This week I drove the 750 miles down Interstate 95 from the New York City area into South Carolina. I like driving and don’t make 11 hour drives with any regularity. Since it’s long the scenery is not always riveting I seem to notice roadside advertising – and that’s the point right? OOH (out-of-home) continues to be an active marketing channel to help build brands.
As we drove beyond Washington DC deep into Virginia I noticed there were almost no signs for Starbucks. This was even more so the case in North Carolina. Prior to that it seemed every rest area had a Starbucks sign. In fact I was surprised to notice that it seems to me that there are not as many billboards as there used to be. This is not a bad thing in any way but for me was unexpected. Dunkin’ Donuts was only slightly more in evidence. That same thing could not be said for McDonald’s and Wendy’s (strangely I did not notice as many Burger King signs).
I did not see many electronic billboards on this drive overall but nearly none in after I passed Richmond.

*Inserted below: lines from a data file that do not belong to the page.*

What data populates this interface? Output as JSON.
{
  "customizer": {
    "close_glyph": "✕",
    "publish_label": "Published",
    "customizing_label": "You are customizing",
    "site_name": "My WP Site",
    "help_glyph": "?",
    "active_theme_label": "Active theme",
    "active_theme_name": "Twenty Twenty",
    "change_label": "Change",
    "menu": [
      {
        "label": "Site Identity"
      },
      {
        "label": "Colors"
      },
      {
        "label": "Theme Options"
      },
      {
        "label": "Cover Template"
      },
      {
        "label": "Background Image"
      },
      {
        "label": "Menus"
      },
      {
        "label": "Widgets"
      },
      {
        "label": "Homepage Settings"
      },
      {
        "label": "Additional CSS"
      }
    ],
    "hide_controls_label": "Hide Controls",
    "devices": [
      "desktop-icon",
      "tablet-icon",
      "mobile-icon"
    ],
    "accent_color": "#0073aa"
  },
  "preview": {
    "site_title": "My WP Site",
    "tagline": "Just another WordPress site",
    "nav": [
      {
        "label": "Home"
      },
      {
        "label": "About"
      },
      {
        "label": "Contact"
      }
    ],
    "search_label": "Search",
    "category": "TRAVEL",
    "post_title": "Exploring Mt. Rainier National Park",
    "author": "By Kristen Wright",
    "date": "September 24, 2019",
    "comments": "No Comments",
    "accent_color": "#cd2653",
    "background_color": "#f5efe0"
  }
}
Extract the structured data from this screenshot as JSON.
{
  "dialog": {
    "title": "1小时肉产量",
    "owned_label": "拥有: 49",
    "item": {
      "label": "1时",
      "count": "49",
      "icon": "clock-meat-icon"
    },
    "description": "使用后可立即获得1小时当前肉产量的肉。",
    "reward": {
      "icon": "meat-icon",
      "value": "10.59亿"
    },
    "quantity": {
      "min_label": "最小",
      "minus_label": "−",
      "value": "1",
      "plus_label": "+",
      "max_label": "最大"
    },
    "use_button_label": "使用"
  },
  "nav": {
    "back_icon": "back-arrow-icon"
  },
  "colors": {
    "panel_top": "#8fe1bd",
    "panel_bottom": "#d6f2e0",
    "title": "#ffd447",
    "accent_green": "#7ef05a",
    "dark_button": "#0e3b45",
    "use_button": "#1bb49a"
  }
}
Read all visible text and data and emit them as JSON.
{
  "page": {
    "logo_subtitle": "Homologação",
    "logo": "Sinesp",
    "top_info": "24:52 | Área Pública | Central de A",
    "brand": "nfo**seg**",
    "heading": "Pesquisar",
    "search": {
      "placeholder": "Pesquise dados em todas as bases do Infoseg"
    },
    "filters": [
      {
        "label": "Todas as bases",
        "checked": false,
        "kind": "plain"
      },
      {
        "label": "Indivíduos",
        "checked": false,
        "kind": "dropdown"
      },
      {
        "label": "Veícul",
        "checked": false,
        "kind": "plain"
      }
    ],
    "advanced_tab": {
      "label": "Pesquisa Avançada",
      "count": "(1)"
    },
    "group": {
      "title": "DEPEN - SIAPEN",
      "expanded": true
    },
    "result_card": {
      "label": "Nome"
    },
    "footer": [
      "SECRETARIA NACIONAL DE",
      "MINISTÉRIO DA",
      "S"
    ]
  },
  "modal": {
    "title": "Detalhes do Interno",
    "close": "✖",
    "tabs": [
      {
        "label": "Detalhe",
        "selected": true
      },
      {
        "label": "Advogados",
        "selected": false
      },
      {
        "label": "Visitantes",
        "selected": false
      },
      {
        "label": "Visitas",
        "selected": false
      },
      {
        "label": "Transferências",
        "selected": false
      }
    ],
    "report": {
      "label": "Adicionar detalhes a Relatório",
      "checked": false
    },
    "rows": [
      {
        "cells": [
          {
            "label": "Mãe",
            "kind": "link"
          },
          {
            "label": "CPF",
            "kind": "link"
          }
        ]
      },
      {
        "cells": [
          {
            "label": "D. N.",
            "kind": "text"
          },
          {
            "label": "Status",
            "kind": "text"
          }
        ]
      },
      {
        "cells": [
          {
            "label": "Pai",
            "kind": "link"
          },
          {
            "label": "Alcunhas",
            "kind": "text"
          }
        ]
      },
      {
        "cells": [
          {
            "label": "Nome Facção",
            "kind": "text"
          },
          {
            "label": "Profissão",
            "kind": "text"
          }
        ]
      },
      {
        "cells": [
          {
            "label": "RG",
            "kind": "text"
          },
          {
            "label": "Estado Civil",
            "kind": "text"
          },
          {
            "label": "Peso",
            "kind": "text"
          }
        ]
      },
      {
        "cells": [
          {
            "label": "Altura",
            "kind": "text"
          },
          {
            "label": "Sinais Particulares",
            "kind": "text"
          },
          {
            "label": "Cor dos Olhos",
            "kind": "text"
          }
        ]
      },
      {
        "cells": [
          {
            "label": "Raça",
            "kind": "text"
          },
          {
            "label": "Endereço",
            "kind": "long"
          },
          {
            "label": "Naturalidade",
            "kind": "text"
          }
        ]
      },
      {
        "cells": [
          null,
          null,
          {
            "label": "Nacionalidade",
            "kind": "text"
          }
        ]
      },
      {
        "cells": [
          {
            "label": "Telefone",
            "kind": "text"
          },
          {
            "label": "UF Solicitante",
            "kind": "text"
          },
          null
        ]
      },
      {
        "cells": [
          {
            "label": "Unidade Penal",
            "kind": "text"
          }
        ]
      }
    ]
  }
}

The section of the road from Richmond into South Carolina had extremely light traffic on this occasion during a midweek afternoon. What began to dawn on me was how similar things looked over an 11 hour drive except for the trees and vegetation. Connecticut looks something like North Carolina, at least along the side of the road. Ok maybe you cannot get to Waffle House in Connecticut so the brands may change but the song remains the same. I think I might have heard that somewhere before.
Is the United States is becoming so homogenous that it’s becoming kind of boring?